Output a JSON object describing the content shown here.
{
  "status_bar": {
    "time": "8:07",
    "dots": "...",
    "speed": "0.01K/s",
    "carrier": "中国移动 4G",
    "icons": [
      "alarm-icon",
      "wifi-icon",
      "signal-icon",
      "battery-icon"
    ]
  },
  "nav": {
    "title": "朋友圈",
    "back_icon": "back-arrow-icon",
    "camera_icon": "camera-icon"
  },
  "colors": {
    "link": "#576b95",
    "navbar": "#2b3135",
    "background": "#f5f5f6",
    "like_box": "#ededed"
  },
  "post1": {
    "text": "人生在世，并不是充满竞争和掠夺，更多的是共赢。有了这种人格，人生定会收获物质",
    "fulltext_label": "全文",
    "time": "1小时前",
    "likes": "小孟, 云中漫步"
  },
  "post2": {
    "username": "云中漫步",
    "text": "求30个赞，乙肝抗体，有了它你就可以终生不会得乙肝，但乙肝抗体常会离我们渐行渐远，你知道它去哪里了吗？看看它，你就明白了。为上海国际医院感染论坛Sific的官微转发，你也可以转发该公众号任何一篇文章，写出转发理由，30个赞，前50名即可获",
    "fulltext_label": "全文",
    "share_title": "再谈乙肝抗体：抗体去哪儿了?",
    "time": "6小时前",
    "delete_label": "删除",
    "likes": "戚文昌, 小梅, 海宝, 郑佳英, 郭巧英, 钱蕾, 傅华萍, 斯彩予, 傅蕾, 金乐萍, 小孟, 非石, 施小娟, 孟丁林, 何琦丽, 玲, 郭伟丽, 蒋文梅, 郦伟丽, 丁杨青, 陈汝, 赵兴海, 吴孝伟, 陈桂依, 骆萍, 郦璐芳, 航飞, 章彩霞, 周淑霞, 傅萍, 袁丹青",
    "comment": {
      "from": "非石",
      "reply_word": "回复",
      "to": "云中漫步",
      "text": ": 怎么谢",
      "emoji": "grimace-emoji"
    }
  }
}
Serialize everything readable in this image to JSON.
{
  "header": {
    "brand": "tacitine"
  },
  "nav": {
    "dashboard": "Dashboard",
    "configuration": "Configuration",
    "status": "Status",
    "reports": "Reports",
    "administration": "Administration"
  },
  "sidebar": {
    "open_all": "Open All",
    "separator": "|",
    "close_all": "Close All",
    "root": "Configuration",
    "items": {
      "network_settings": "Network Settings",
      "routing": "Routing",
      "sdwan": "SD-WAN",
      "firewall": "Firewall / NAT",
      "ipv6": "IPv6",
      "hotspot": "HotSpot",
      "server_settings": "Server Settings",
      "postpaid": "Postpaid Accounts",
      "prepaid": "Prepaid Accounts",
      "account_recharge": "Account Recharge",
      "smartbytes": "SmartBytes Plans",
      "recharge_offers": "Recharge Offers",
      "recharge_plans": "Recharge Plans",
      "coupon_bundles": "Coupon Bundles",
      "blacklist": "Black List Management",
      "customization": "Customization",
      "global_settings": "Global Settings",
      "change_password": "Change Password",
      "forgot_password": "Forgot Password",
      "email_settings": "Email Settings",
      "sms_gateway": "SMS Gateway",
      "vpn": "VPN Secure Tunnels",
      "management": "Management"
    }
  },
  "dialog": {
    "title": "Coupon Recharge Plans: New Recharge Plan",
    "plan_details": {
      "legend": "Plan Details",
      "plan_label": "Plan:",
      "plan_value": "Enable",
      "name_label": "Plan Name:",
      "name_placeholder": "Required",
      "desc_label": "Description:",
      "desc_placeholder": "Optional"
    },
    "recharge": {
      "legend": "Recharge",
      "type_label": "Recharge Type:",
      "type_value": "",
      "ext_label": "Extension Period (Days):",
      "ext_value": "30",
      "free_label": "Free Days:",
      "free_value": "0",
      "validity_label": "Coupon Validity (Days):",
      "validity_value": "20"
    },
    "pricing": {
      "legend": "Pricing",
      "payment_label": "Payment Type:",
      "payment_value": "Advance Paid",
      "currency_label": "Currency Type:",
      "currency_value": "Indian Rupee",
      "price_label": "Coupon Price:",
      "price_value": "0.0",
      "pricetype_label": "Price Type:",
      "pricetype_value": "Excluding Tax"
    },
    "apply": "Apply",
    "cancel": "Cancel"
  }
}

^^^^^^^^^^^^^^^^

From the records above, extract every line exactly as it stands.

→ **TASK ANSWER**
Output a JSON object describing the content shown here.
{
  "status_bar": {
    "time": "8:07",
    "dots": "...",
    "speed": "0.01K/s",
    "carrier": "中国移动 4G",
    "icons": [
      "alarm-icon",
      "wifi-icon",
      "signal-icon",
      "battery-icon"
    ]
  },
  "nav": {
    "title": "朋友圈",
    "back_icon": "back-arrow-icon",
    "camera_icon": "camera-icon"
  },
  "colors": {
    "link": "#576b95",
    "navbar": "#2b3135",
    "background": "#f5f5f6",
    "like_box": "#ededed"
  },
  "post1": {
    "text": "人生在世，并不是充满竞争和掠夺，更多的是共赢。有了这种人格，人生定会收获物质",
    "fulltext_label": "全文",
    "time": "1小时前",
    "likes": "小孟, 云中漫步"
  },
  "post2": {
    "username": "云中漫步",
    "text": "求30个赞，乙肝抗体，有了它你就可以终生不会得乙肝，但乙肝抗体常会离我们渐行渐远，你知道它去哪里了吗？看看它，你就明白了。为上海国际医院感染论坛Sific的官微转发，你也可以转发该公众号任何一篇文章，写出转发理由，30个赞，前50名即可获",
    "fulltext_label": "全文",
    "share_title": "再谈乙肝抗体：抗体去哪儿了?",
    "time": "6小时前",
    "delete_label": "删除",
    "likes": "戚文昌, 小梅, 海宝, 郑佳英, 郭巧英, 钱蕾, 傅华萍, 斯彩予, 傅蕾, 金乐萍, 小孟, 非石, 施小娟, 孟丁林, 何琦丽, 玲, 郭伟丽, 蒋文梅, 郦伟丽, 丁杨青, 陈汝, 赵兴海, 吴孝伟, 陈桂依, 骆萍, 郦璐芳, 航飞, 章彩霞, 周淑霞, 傅萍, 袁丹青",
    "comment": {
      "from": "非石",
      "reply_word": "回复",
      "to": "云中漫步",
      "text": ": 怎么谢",
      "emoji": "grimace-emoji"
    }
  }
}
Serialize everything readable in this image to JSON.
{
  "header": {
    "brand": "tacitine"
  },
  "nav": {
    "dashboard": "Dashboard",
    "configuration": "Configuration",
    "status": "Status",
    "reports": "Reports",
    "administration": "Administration"
  },
  "sidebar": {
    "open_all": "Open All",
    "separator": "|",
    "close_all": "Close All",
    "root": "Configuration",
    "items": {
      "network_settings": "Network Settings",
      "routing": "Routing",
      "sdwan": "SD-WAN",
      "firewall": "Firewall / NAT",
      "ipv6": "IPv6",
      "hotspot": "HotSpot",
      "server_settings": "Server Settings",
      "postpaid": "Postpaid Accounts",
      "prepaid": "Prepaid Accounts",
      "account_recharge": "Account Recharge",
      "smartbytes": "SmartBytes Plans",
      "recharge_offers": "Recharge Offers",
      "recharge_plans": "Recharge Plans",
      "coupon_bundles": "Coupon Bundles",
      "blacklist": "Black List Management",
      "customization": "Customization",
      "global_settings": "Global Settings",
      "change_password": "Change Password",
      "forgot_password": "Forgot Password",
      "email_settings": "Email Settings",
      "sms_gateway": "SMS Gateway",
      "vpn": "VPN Secure Tunnels",
      "management": "Management"
    }
  },
  "dialog": {
    "title": "Coupon Recharge Plans: New Recharge Plan",
    "plan_details": {
      "legend": "Plan Details",
      "plan_label": "Plan:",
      "plan_value": "Enable",
      "name_label": "Plan Name:",
      "name_placeholder": "Required",
      "desc_label": "Description:",
      "desc_placeholder": "Optional"
    },
    "recharge": {
      "legend": "Recharge",
      "type_label": "Recharge Type:",
      "type_value": "",
      "ext_label": "Extension Period (Days):",
      "ext_value": "30",
      "free_label": "Free Days:",
      "free_value": "0",
      "validity_label": "Coupon Validity (Days):",
      "validity_value": "20"
    },
    "pricing": {
      "legend": "Pricing",
      "payment_label": "Payment Type:",
      "payment_value": "Advance Paid",
      "currency_label": "Currency Type:",
      "currency_value": "Indian Rupee",
      "price_label": "Coupon Price:",
      "price_value": "0.0",
      "pricetype_label": "Price Type:",
      "pricetype_value": "Excluding Tax"
    },
    "apply": "Apply",
    "cancel": "Cancel"
  }
}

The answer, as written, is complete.